This situation has been reducing the number of weavers in the country. In 1990, when the first census was conducted, the total number of handloom in Bangladesh was 212,421. The last census was carried out in 2003 which revealed that nearly two lakh handlooms were shut down in 13 years. It is mentionable that once we had a capacity of five lakhs of handlooms. According to a preliminary report of Handloom Census 2018 conducted by Bangladesh Bureau of Statistics (BBS), the industry has witnessed a drastic fall in the recent days and the number of handlooms has declined by about 45.39 per cent to 1.16 lakh in 15 years. The total number of workers also slumped to 301,757 (133,444 male and 168,313 female workers) from 888,115 workers in 2003. The number of handloom workers was 10,27,407 in 1990.

Another reason that is reducing the number of weavers and handloom units is the gradual shift of handloom weavers and handloom units to power loom sector as power loom can produce more saris in a day than handloom. However, it can never produce a product with such finishing that the handloom is capable of.

Economic sustainability of loom industry and artisans’ interest in their profession can only be ensured through promoting handloom products in the local and international markets. Local weavers have, unsurprisingly, been exposed to competition and with the massive influx of Indian weaved saris and salwar-kameezes into the country’s market, the demand for local products has fallen down drastically. Small handloom entrepreneurs have lack of sufficient resources and they often do not have direct access to markets. As a result they have to depend on the middlemen and because of this dependency they are deprived of their proper share of profits.

Well, though handloom sector is the biggest handicraft industry of the country, it didn’t get necessary attention from our policymakers. Thus despite its huge prospects handloom sector of Bangladesh has been struggling. Only a few examples are available where the government patronized our handloom weavers. In the mid-nineties, the government provided a loan of Tk 18,000 to every weaver. And a similar attempt was taken again in 2001 albeit most of the weavers turned bankrupt because of the high rate of interests and raw materials. But there was hardly any feasibility study before providing these loans. Therefore the government support didn’t work for the betterment of the industry. Recently the government has taken a plan to establish ‘loom zones’ at Shibchar in Madaripur and Zajira in Shariatpur on 120 acres of land. The government has taken a project to provide running capital, resume production in closed handloom factories and modernize handlooms for improving the socio-economic condition of the people involved, which is scheduled to be implemented by June 2020. Besides, ten training and two market promotion centres will be constructed at Basic Centres of Bangladesh Handloom Board. If these projects are implemented properly, our handloom industry will be benefited but the unfortunate fact is that the government took such projects in the past but couldn’t realize those.

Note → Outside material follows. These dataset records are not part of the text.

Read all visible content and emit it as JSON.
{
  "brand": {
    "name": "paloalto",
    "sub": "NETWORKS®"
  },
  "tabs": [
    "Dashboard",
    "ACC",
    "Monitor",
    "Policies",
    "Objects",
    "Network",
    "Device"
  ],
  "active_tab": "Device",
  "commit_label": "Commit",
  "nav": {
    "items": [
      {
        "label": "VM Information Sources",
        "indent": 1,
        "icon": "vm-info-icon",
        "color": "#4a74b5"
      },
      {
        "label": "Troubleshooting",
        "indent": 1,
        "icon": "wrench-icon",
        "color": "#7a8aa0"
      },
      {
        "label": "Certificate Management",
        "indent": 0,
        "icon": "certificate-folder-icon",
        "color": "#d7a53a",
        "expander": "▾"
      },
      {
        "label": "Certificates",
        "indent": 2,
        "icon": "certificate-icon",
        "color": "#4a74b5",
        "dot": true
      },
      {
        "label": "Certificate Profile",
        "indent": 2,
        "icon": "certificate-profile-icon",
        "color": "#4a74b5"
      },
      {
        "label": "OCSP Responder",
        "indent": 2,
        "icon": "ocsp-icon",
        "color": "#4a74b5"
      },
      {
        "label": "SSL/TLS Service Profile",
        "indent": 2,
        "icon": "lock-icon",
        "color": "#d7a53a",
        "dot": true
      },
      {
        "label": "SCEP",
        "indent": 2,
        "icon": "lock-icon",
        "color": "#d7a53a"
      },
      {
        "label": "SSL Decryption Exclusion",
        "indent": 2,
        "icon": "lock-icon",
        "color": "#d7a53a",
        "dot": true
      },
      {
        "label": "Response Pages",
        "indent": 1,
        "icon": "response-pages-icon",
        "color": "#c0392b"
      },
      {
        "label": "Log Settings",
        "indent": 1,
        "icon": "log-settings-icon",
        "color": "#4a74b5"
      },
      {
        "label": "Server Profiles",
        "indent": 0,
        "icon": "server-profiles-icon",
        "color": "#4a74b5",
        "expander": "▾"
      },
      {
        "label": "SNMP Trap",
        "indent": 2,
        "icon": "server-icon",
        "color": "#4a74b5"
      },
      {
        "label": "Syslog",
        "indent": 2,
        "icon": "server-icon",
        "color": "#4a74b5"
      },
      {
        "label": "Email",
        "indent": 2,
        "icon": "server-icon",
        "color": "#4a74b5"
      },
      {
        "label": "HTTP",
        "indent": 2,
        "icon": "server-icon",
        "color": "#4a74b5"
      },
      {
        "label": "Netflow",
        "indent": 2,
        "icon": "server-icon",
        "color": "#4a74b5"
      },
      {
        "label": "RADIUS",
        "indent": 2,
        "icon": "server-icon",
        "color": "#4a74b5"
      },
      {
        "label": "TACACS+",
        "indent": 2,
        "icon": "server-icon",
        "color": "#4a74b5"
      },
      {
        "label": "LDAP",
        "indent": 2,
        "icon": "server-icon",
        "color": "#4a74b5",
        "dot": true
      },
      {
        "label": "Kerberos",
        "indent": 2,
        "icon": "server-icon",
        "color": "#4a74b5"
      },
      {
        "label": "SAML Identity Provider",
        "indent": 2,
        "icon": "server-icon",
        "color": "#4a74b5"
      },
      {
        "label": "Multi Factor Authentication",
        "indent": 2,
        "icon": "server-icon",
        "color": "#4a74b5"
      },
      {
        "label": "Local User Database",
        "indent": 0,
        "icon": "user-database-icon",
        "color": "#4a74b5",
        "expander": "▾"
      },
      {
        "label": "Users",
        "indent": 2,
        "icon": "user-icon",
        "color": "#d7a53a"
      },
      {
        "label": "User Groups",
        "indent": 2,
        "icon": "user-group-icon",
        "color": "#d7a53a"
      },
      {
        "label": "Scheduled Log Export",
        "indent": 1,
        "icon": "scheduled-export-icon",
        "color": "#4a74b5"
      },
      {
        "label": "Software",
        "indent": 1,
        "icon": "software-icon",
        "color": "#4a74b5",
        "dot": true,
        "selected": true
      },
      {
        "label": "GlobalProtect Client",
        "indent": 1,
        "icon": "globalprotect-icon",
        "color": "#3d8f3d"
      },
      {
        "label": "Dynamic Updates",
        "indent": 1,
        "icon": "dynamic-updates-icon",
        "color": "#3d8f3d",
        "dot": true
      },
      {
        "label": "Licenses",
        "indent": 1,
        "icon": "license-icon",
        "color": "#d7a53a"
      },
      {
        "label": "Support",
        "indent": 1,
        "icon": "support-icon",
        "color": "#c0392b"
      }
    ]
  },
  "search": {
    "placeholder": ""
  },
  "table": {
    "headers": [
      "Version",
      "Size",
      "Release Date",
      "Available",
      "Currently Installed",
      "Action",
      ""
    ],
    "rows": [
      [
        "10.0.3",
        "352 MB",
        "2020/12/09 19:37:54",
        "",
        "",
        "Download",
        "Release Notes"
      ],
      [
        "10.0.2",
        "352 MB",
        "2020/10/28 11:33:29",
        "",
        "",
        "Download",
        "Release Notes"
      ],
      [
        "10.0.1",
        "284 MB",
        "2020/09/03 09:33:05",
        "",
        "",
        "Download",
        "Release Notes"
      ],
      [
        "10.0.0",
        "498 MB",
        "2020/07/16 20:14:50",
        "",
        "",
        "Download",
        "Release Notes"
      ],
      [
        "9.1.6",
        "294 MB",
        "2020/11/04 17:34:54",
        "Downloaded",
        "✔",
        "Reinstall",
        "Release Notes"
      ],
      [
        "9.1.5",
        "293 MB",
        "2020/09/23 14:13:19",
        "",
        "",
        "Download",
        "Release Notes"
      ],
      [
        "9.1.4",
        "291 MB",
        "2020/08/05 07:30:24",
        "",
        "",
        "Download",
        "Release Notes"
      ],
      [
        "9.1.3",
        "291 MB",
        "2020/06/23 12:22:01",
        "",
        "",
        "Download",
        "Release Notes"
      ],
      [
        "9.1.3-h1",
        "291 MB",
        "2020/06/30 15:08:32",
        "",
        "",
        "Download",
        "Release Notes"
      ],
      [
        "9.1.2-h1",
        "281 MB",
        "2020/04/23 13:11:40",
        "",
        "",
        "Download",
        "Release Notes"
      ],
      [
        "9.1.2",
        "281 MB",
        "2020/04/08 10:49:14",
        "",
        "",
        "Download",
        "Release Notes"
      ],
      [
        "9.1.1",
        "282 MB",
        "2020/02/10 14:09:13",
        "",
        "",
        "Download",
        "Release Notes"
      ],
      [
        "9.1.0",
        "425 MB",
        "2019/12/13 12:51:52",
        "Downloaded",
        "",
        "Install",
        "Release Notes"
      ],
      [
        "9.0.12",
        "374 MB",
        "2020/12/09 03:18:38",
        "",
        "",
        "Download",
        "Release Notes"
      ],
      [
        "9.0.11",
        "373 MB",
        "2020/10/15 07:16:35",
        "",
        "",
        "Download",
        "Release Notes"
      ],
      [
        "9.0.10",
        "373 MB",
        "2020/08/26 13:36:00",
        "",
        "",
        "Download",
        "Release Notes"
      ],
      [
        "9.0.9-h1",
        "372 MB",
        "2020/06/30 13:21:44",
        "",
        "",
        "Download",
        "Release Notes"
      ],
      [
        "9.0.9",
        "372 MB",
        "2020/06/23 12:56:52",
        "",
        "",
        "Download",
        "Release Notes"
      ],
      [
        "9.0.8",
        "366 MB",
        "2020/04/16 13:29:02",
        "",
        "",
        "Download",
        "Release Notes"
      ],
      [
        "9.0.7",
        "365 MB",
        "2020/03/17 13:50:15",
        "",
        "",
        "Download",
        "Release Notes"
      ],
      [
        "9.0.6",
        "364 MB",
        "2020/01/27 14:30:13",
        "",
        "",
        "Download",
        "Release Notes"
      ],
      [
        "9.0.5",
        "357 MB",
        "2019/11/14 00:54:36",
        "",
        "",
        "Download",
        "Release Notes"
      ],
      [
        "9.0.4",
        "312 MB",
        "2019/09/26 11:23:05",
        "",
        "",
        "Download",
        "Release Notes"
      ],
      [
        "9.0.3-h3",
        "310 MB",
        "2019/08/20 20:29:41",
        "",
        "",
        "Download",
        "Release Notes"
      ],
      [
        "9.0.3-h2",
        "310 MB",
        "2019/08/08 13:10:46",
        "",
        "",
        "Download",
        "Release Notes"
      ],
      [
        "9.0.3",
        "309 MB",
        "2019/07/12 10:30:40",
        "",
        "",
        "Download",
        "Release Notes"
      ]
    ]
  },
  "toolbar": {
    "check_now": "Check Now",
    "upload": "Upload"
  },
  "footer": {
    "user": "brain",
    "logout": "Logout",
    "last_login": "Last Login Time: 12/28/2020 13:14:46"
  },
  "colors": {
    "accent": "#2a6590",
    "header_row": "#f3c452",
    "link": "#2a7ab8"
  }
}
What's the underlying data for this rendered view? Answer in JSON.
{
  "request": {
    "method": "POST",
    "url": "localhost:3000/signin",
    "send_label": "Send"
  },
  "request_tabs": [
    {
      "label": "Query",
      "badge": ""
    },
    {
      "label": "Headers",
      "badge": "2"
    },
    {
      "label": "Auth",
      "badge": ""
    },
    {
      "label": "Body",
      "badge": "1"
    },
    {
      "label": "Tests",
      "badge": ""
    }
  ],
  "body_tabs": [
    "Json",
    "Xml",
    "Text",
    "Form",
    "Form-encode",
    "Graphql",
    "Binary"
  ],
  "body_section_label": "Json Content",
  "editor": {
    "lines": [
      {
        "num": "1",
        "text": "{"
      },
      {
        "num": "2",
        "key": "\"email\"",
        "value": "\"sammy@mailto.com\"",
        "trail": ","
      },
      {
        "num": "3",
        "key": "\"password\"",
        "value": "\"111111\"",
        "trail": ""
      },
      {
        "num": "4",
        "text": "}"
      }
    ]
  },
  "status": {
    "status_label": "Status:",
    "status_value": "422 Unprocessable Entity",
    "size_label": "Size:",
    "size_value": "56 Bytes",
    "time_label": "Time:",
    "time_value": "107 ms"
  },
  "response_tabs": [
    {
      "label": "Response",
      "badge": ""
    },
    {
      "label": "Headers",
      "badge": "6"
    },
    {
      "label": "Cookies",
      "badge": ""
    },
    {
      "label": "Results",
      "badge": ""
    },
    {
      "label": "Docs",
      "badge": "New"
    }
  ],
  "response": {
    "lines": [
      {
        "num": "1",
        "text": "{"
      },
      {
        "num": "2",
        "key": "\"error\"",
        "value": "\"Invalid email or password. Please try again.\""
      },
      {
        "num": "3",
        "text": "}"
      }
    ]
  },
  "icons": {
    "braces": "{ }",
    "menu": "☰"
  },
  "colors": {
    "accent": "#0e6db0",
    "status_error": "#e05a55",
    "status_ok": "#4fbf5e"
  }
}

Shrinking income, lack of capital, gradual mechanization, weavers’ shift of profession and problems regarding the marketing of handloom products are the main reasons behind the tragic downfall of our handloom sector. However proper planning and its perfect execution from the part of government could take this industry to a new height and open another door for the country’s economy. They could assess the prospects of this industry, conduct research and allocate fund for it. Still we have time. If all the stakeholders work together, our weavers can think of producing quality clothes and dresses for the international markets after meeting the requirements of the people of Bangladesh. Only then they can save this industry from its doom.